Interface dataset entries
_ _ _ _ _ _ _
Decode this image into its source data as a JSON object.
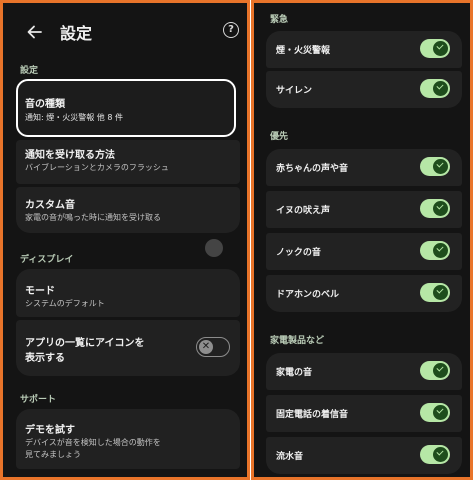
{
  "header": {
    "title": "設定",
    "help_symbol": "?"
  },
  "sections": {
    "settings": "設定",
    "display": "ディスプレイ",
    "support": "サポート"
  },
  "settings_items": [
    {
      "title": "音の種類",
      "subtitle": "通知: 煙・火災警報 他 8 件"
    },
    {
      "title": "通知を受け取る方法",
      "subtitle": "バイブレーションとカメラのフラッシュ"
    },
    {
      "title": "カスタム音",
      "subtitle": "家電の音が鳴った時に通知を受け取る"
    }
  ],
  "display_items": {
    "mode": {
      "title": "モード",
      "subtitle": "システムのデフォルト"
    },
    "app_icon": {
      "title_line1": "アプリの一覧にアイコンを",
      "title_line2": "表示する",
      "enabled": false,
      "toggle_symbol": "✕"
    }
  },
  "support_items": [
    {
      "title": "デモを試す",
      "subtitle_line1": "デバイスが音を検知した場合の動作を",
      "subtitle_line2": "見てみましょう"
    }
  ],
  "sound_groups": [
    {
      "label": "緊急",
      "items": [
        {
          "label": "煙・火災警報",
          "enabled": true
        },
        {
          "label": "サイレン",
          "enabled": true
        }
      ]
    },
    {
      "label": "優先",
      "items": [
        {
          "label": "赤ちゃんの声や音",
          "enabled": true
        },
        {
          "label": "イヌの吠え声",
          "enabled": true
        },
        {
          "label": "ノックの音",
          "enabled": true
        },
        {
          "label": "ドアホンのベル",
          "enabled": true
        }
      ]
    },
    {
      "label": "家電製品など",
      "items": [
        {
          "label": "家電の音",
          "enabled": true
        },
        {
          "label": "固定電話の着信音",
          "enabled": true
        },
        {
          "label": "流水音",
          "enabled": true
        }
      ]
    }
  ],
  "colors": {
    "panel_border": "#e8742a",
    "background": "#141414",
    "card": "#212121",
    "section_label": "#b9cbb6",
    "toggle_on_track": "#b6e7a6",
    "toggle_on_knob": "#1e4d1c"
  },
  "icons": {
    "back": "arrow-left-icon",
    "help": "help-circle-icon",
    "check": "check-icon",
    "close": "close-icon"
  }
}
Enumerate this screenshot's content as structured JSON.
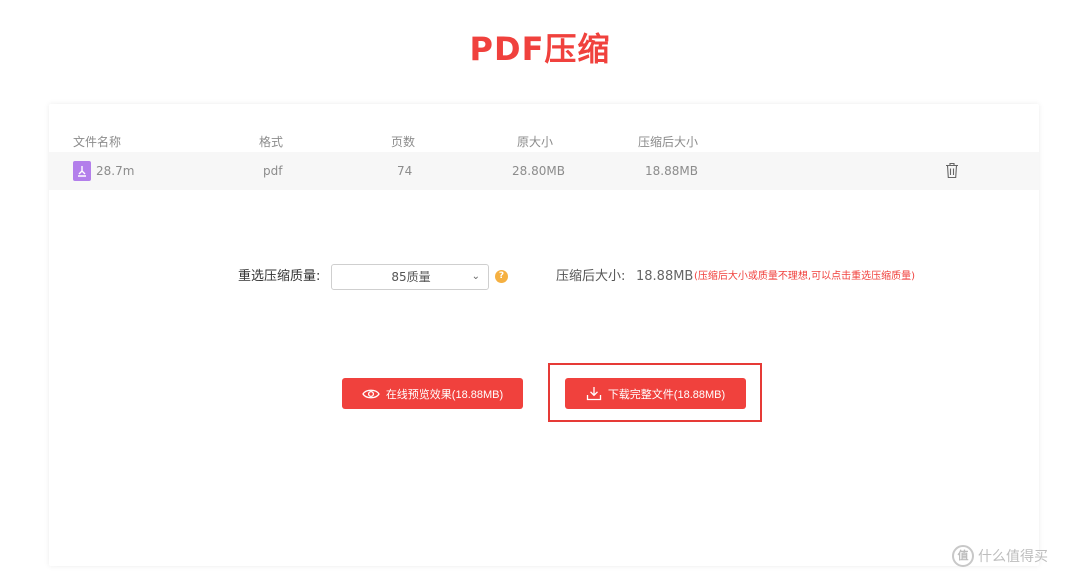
{
  "title": "PDF压缩",
  "table": {
    "headers": [
      "文件名称",
      "格式",
      "页数",
      "原大小",
      "压缩后大小"
    ],
    "rows": [
      {
        "name": "28.7m",
        "format": "pdf",
        "pages": "74",
        "original_size": "28.80MB",
        "compressed_size": "18.88MB"
      }
    ]
  },
  "quality": {
    "label": "重选压缩质量:",
    "selected": "85质量",
    "after_label": "压缩后大小:",
    "after_value": "18.88MB",
    "note": "(压缩后大小或质量不理想,可以点击重选压缩质量)"
  },
  "buttons": {
    "preview": "在线预览效果(18.88MB)",
    "download": "下载完整文件(18.88MB)"
  },
  "watermark": {
    "text": "什么值得买",
    "badge": "值"
  },
  "colors": {
    "accent": "#f0413d",
    "pdf_icon": "#b37feb",
    "help_icon": "#f5b041"
  }
}
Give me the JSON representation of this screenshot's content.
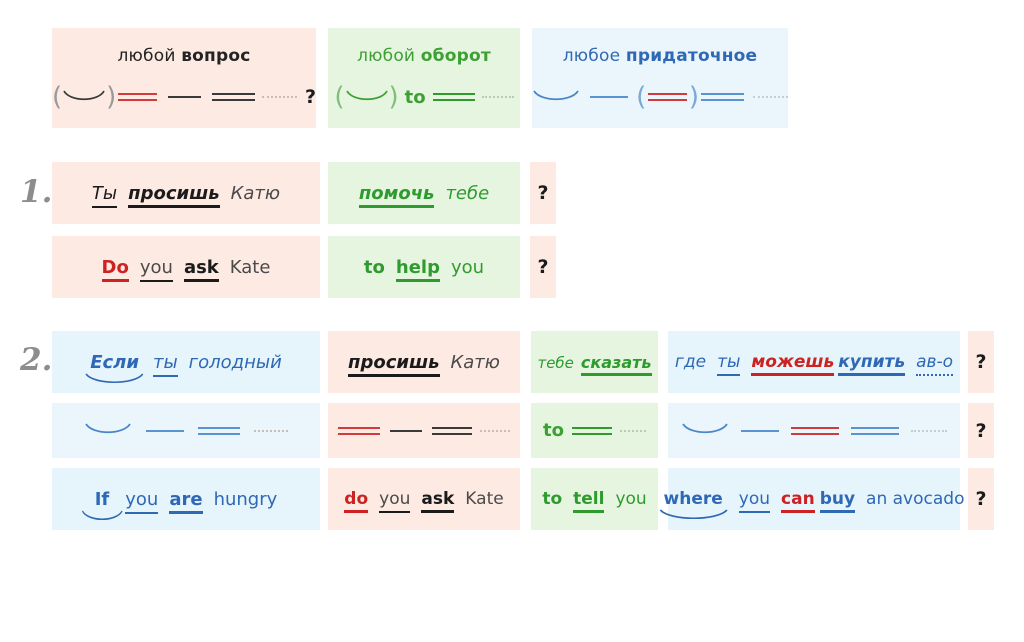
{
  "colors": {
    "pink_bg": "#fdeae3",
    "green_bg": "#e6f5e0",
    "blue_bg": "#e6f4fb",
    "pale_blue_bg": "#eaf6fc",
    "red": "#cc2222",
    "green": "#2f9b2f",
    "blue": "#2f68b5",
    "black": "#1b1b1b",
    "gray_number": "#8d8d8d"
  },
  "legend": {
    "question": {
      "pre": "любой",
      "key": "вопрос",
      "qmark": "?"
    },
    "infinitive": {
      "pre": "любой",
      "key": "оборот",
      "to": "to"
    },
    "clause": {
      "pre": "любое",
      "key": "придаточное"
    }
  },
  "rows": [
    {
      "number": "1.",
      "ru": {
        "main": [
          {
            "text": "Ты",
            "style": "underline",
            "color": "black"
          },
          {
            "text": "просишь",
            "style": "bold-underline",
            "color": "black"
          },
          {
            "text": "Катю",
            "style": "plain",
            "color": "gray"
          }
        ],
        "inf": [
          {
            "text": "помочь",
            "style": "bold-underline",
            "color": "green"
          },
          {
            "text": "тебе",
            "style": "plain",
            "color": "green"
          }
        ],
        "qmark": "?"
      },
      "en": {
        "main": [
          {
            "text": "Do",
            "style": "bold-underline",
            "color": "red"
          },
          {
            "text": "you",
            "style": "underline",
            "color": "gray"
          },
          {
            "text": "ask",
            "style": "bold-underline",
            "color": "black"
          },
          {
            "text": "Kate",
            "style": "plain",
            "color": "gray"
          }
        ],
        "inf": [
          {
            "text": "to",
            "style": "plain",
            "color": "green"
          },
          {
            "text": "help",
            "style": "bold-underline",
            "color": "green"
          },
          {
            "text": "you",
            "style": "plain",
            "color": "green"
          }
        ],
        "qmark": "?"
      }
    },
    {
      "number": "2.",
      "ru": {
        "clause_front": [
          {
            "text": "Если",
            "style": "swoosh",
            "color": "blue"
          },
          {
            "text": "ты",
            "style": "underline",
            "color": "blue"
          },
          {
            "text": "голодный",
            "style": "plain",
            "color": "blue"
          }
        ],
        "main": [
          {
            "text": "просишь",
            "style": "bold-underline",
            "color": "black"
          },
          {
            "text": "Катю",
            "style": "plain",
            "color": "gray"
          }
        ],
        "inf": [
          {
            "text": "тебе",
            "style": "plain-small",
            "color": "green"
          },
          {
            "text": "сказать",
            "style": "bold-underline",
            "color": "green"
          }
        ],
        "clause_tail": [
          {
            "text": "где",
            "style": "plain",
            "color": "blue"
          },
          {
            "text": "ты",
            "style": "underline",
            "color": "blue"
          },
          {
            "text": "можешь",
            "style": "bold-underline",
            "color": "red"
          },
          {
            "text": "купить",
            "style": "bold-underline",
            "color": "blue"
          },
          {
            "text": "ав-о",
            "style": "dotted-underline",
            "color": "blue"
          }
        ],
        "qmark": "?"
      },
      "en": {
        "clause_front": [
          {
            "text": "If",
            "style": "bold-swoosh",
            "color": "blue"
          },
          {
            "text": "you",
            "style": "underline",
            "color": "blue"
          },
          {
            "text": "are",
            "style": "bold-underline",
            "color": "blue"
          },
          {
            "text": "hungry",
            "style": "plain",
            "color": "blue"
          }
        ],
        "main": [
          {
            "text": "do",
            "style": "bold-underline",
            "color": "red"
          },
          {
            "text": "you",
            "style": "underline",
            "color": "gray"
          },
          {
            "text": "ask",
            "style": "bold-underline",
            "color": "black"
          },
          {
            "text": "Kate",
            "style": "plain",
            "color": "gray"
          }
        ],
        "inf": [
          {
            "text": "to",
            "style": "plain",
            "color": "green"
          },
          {
            "text": "tell",
            "style": "bold-underline",
            "color": "green"
          },
          {
            "text": "you",
            "style": "plain",
            "color": "green"
          }
        ],
        "clause_tail": [
          {
            "text": "where",
            "style": "bold-swoosh",
            "color": "blue"
          },
          {
            "text": "you",
            "style": "underline",
            "color": "blue"
          },
          {
            "text": "can",
            "style": "bold-underline",
            "color": "red"
          },
          {
            "text": "buy",
            "style": "bold-underline",
            "color": "blue"
          },
          {
            "text": "an avocado",
            "style": "plain",
            "color": "blue"
          }
        ],
        "qmark": "?"
      },
      "qmarks": [
        "?",
        "?",
        "?"
      ]
    }
  ]
}
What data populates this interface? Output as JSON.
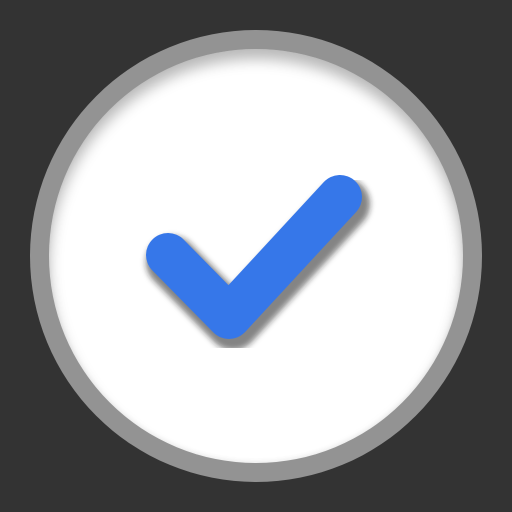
{
  "icon": {
    "name": "checkmark-circle-icon",
    "colors": {
      "background": "#333333",
      "ring": "#939393",
      "face": "#ffffff",
      "check": "#3677e9",
      "check_shadow": "#222222"
    }
  }
}
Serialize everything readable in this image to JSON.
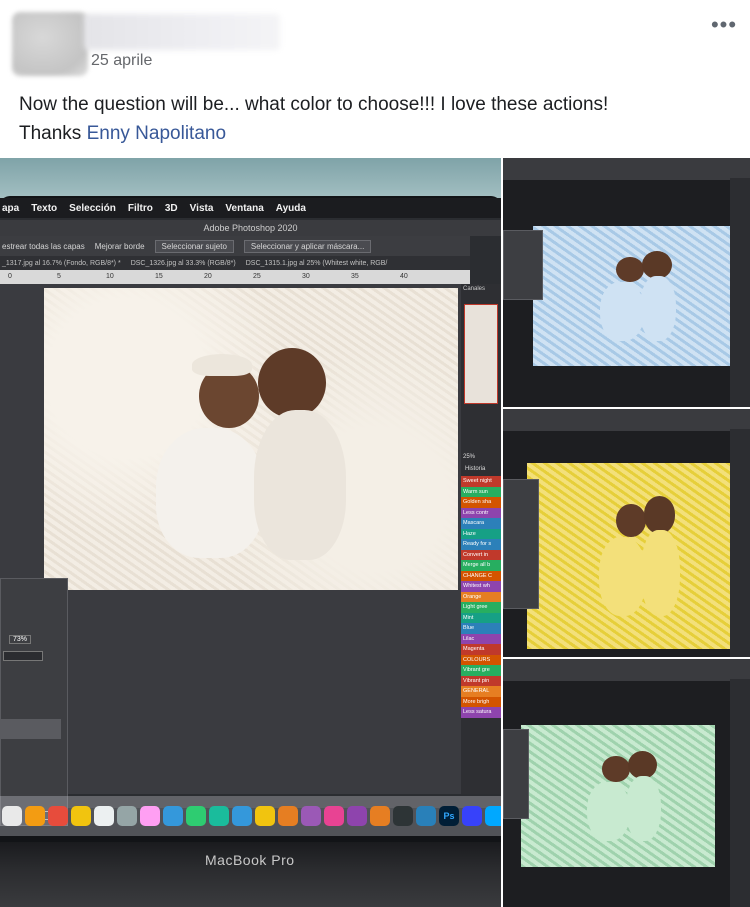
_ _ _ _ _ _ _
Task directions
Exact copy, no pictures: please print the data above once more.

Final answer
Decode this image into its source data as a JSON object.
{
  "header": {
    "title": "設定",
    "help_symbol": "?"
  },
  "sections": {
    "settings": "設定",
    "display": "ディスプレイ",
    "support": "サポート"
  },
  "settings_items": [
    {
      "title": "音の種類",
      "subtitle": "通知: 煙・火災警報 他 8 件"
    },
    {
      "title": "通知を受け取る方法",
      "subtitle": "バイブレーションとカメラのフラッシュ"
    },
    {
      "title": "カスタム音",
      "subtitle": "家電の音が鳴った時に通知を受け取る"
    }
  ],
  "display_items": {
    "mode": {
      "title": "モード",
      "subtitle": "システムのデフォルト"
    },
    "app_icon": {
      "title_line1": "アプリの一覧にアイコンを",
      "title_line2": "表示する",
      "enabled": false,
      "toggle_symbol": "✕"
    }
  },
  "support_items": [
    {
      "title": "デモを試す",
      "subtitle_line1": "デバイスが音を検知した場合の動作を",
      "subtitle_line2": "見てみましょう"
    }
  ],
  "sound_groups": [
    {
      "label": "緊急",
      "items": [
        {
          "label": "煙・火災警報",
          "enabled": true
        },
        {
          "label": "サイレン",
          "enabled": true
        }
      ]
    },
    {
      "label": "優先",
      "items": [
        {
          "label": "赤ちゃんの声や音",
          "enabled": true
        },
        {
          "label": "イヌの吠え声",
          "enabled": true
        },
        {
          "label": "ノックの音",
          "enabled": true
        },
        {
          "label": "ドアホンのベル",
          "enabled": true
        }
      ]
    },
    {
      "label": "家電製品など",
      "items": [
        {
          "label": "家電の音",
          "enabled": true
        },
        {
          "label": "固定電話の着信音",
          "enabled": true
        },
        {
          "label": "流水音",
          "enabled": true
        }
      ]
    }
  ],
  "colors": {
    "panel_border": "#e8742a",
    "background": "#141414",
    "card": "#212121",
    "section_label": "#b9cbb6",
    "toggle_on_track": "#b6e7a6",
    "toggle_on_knob": "#1e4d1c"
  },
  "icons": {
    "back": "arrow-left-icon",
    "help": "help-circle-icon",
    "check": "check-icon",
    "close": "close-icon"
  }
}
Enumerate this screenshot's content as structured JSON.
{
  "title": "PDF压缩",
  "table": {
    "headers": [
      "文件名称",
      "格式",
      "页数",
      "原大小",
      "压缩后大小"
    ],
    "rows": [
      {
        "name": "28.7m",
        "format": "pdf",
        "pages": "74",
        "original_size": "28.80MB",
        "compressed_size": "18.88MB"
      }
    ]
  },
  "quality": {
    "label": "重选压缩质量:",
    "selected": "85质量",
    "after_label": "压缩后大小:",
    "after_value": "18.88MB",
    "note": "(压缩后大小或质量不理想,可以点击重选压缩质量)"
  },
  "buttons": {
    "preview": "在线预览效果(18.88MB)",
    "download": "下载完整文件(18.88MB)"
  },
  "watermark": {
    "text": "什么值得买",
    "badge": "值"
  },
  "colors": {
    "accent": "#f0413d",
    "pdf_icon": "#b37feb",
    "help_icon": "#f5b041"
  }
}
Give me the JSON representation of this screenshot's content.
{
  "colors": {
    "pink_bg": "#fdeae3",
    "green_bg": "#e6f5e0",
    "blue_bg": "#e6f4fb",
    "pale_blue_bg": "#eaf6fc",
    "red": "#cc2222",
    "green": "#2f9b2f",
    "blue": "#2f68b5",
    "black": "#1b1b1b",
    "gray_number": "#8d8d8d"
  },
  "legend": {
    "question": {
      "pre": "любой",
      "key": "вопрос",
      "qmark": "?"
    },
    "infinitive": {
      "pre": "любой",
      "key": "оборот",
      "to": "to"
    },
    "clause": {
      "pre": "любое",
      "key": "придаточное"
    }
  },
  "rows": [
    {
      "number": "1.",
      "ru": {
        "main": [
          {
            "text": "Ты",
            "style": "underline",
            "color": "black"
          },
          {
            "text": "просишь",
            "style": "bold-underline",
            "color": "black"
          },
          {
            "text": "Катю",
            "style": "plain",
            "color": "gray"
          }
        ],
        "inf": [
          {
            "text": "помочь",
            "style": "bold-underline",
            "color": "green"
          },
          {
            "text": "тебе",
            "style": "plain",
            "color": "green"
          }
        ],
        "qmark": "?"
      },
      "en": {
        "main": [
          {
            "text": "Do",
            "style": "bold-underline",
            "color": "red"
          },
          {
            "text": "you",
            "style": "underline",
            "color": "gray"
          },
          {
            "text": "ask",
            "style": "bold-underline",
            "color": "black"
          },
          {
            "text": "Kate",
            "style": "plain",
            "color": "gray"
          }
        ],
        "inf": [
          {
            "text": "to",
            "style": "plain",
            "color": "green"
          },
          {
            "text": "help",
            "style": "bold-underline",
            "color": "green"
          },
          {
            "text": "you",
            "style": "plain",
            "color": "green"
          }
        ],
        "qmark": "?"
      }
    },
    {
      "number": "2.",
      "ru": {
        "clause_front": [
          {
            "text": "Если",
            "style": "swoosh",
            "color": "blue"
          },
          {
            "text": "ты",
            "style": "underline",
            "color": "blue"
          },
          {
            "text": "голодный",
            "style": "plain",
            "color": "blue"
          }
        ],
        "main": [
          {
            "text": "просишь",
            "style": "bold-underline",
            "color": "black"
          },
          {
            "text": "Катю",
            "style": "plain",
            "color": "gray"
          }
        ],
        "inf": [
          {
            "text": "тебе",
            "style": "plain-small",
            "color": "green"
          },
          {
            "text": "сказать",
            "style": "bold-underline",
            "color": "green"
          }
        ],
        "clause_tail": [
          {
            "text": "где",
            "style": "plain",
            "color": "blue"
          },
          {
            "text": "ты",
            "style": "underline",
            "color": "blue"
          },
          {
            "text": "можешь",
            "style": "bold-underline",
            "color": "red"
          },
          {
            "text": "купить",
            "style": "bold-underline",
            "color": "blue"
          },
          {
            "text": "ав-о",
            "style": "dotted-underline",
            "color": "blue"
          }
        ],
        "qmark": "?"
      },
      "en": {
        "clause_front": [
          {
            "text": "If",
            "style": "bold-swoosh",
            "color": "blue"
          },
          {
            "text": "you",
            "style": "underline",
            "color": "blue"
          },
          {
            "text": "are",
            "style": "bold-underline",
            "color": "blue"
          },
          {
            "text": "hungry",
            "style": "plain",
            "color": "blue"
          }
        ],
        "main": [
          {
            "text": "do",
            "style": "bold-underline",
            "color": "red"
          },
          {
            "text": "you",
            "style": "underline",
            "color": "gray"
          },
          {
            "text": "ask",
            "style": "bold-underline",
            "color": "black"
          },
          {
            "text": "Kate",
            "style": "plain",
            "color": "gray"
          }
        ],
        "inf": [
          {
            "text": "to",
            "style": "plain",
            "color": "green"
          },
          {
            "text": "tell",
            "style": "bold-underline",
            "color": "green"
          },
          {
            "text": "you",
            "style": "plain",
            "color": "green"
          }
        ],
        "clause_tail": [
          {
            "text": "where",
            "style": "bold-swoosh",
            "color": "blue"
          },
          {
            "text": "you",
            "style": "underline",
            "color": "blue"
          },
          {
            "text": "can",
            "style": "bold-underline",
            "color": "red"
          },
          {
            "text": "buy",
            "style": "bold-underline",
            "color": "blue"
          },
          {
            "text": "an avocado",
            "style": "plain",
            "color": "blue"
          }
        ],
        "qmark": "?"
      },
      "qmarks": [
        "?",
        "?",
        "?"
      ]
    }
  ]
}
What data populates this interface? Output as JSON.
{
  "icon": {
    "name": "checkmark-circle-icon",
    "colors": {
      "background": "#333333",
      "ring": "#939393",
      "face": "#ffffff",
      "check": "#3677e9",
      "check_shadow": "#222222"
    }
  }
}
Serialize everything readable in this image to JSON.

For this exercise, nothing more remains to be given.